Had that been confirmed by EIA figures, the inventory build this week would have taken away from last week’s draw in crude oil inventories of 11.1 million barrels, according to API data. The EIA estimated that week there was an inventory draw of 10.0 million barrels. It is on such figures that bulls are reared. The implication being a steady inexorable draining of OECD crude inventories, on the way to balancing the market.
However the EIA bemused oil traders after Labor Day, when it reported that U.S, crude supplies declined by 4.8 million barrels for the week ended August 30 in line with analysts previous calculations. If nothing else this episode has re-inforced to the market the effect of the inventory numbers have on it. It has also perhaps emphasised the importance of the EIA and their numbers to the detriment of the API. Is it now conventional wisdom to wait for the EIA numbers?
Currently apart from China's GDP growth and PMI numbers and possibly with the exception of Trump's oil market tweets, the inventory figures have had the most pronounced effect on global oil market benchmarks as the markets actors see them as reliable integers of market equilibrum for pricing reasons.
The EIA report went on further in detailing U.S. crude oil refinery inputs which averaged 17.4 million barrels per day during the week ending August 30, 2019, which was 27,000 barrels per day less than the previous week’s average. Refineries operated at 94.8% of their operable capacity last week. Gasoline production decreased last week, averaging 10.3 million barrels per day. Distillate fuel production decreased last week, averaging 5.2 million barrels per day.
U.S. crude oil imports averaged 6.9 million barrels per day last week, up by 976,000 barrels per day from the previous week. Over the past four weeks, crude oil imports averaged about 6.9 million barrels per day, 12.5% less than the same four-week period last year. Total motor gasoline imports (including both finished gasoline and gasoline blending components) last week averaged 717,000 barrels per day, and distillate fuel imports averaged 126,000 barrels per day.
U.S. commercial crude oil inventories (excluding those in the Strategic Petroleum Reserve) decreased by 4.8 million barrels from the previous week.
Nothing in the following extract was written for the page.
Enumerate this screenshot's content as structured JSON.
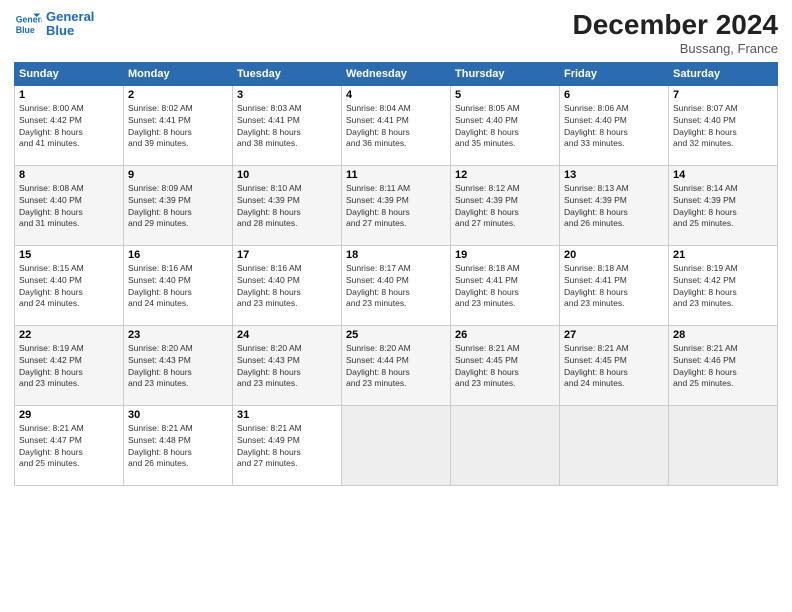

At 423.0 million barrels, U.S. crude oil inventories are at the five year average for this time of year.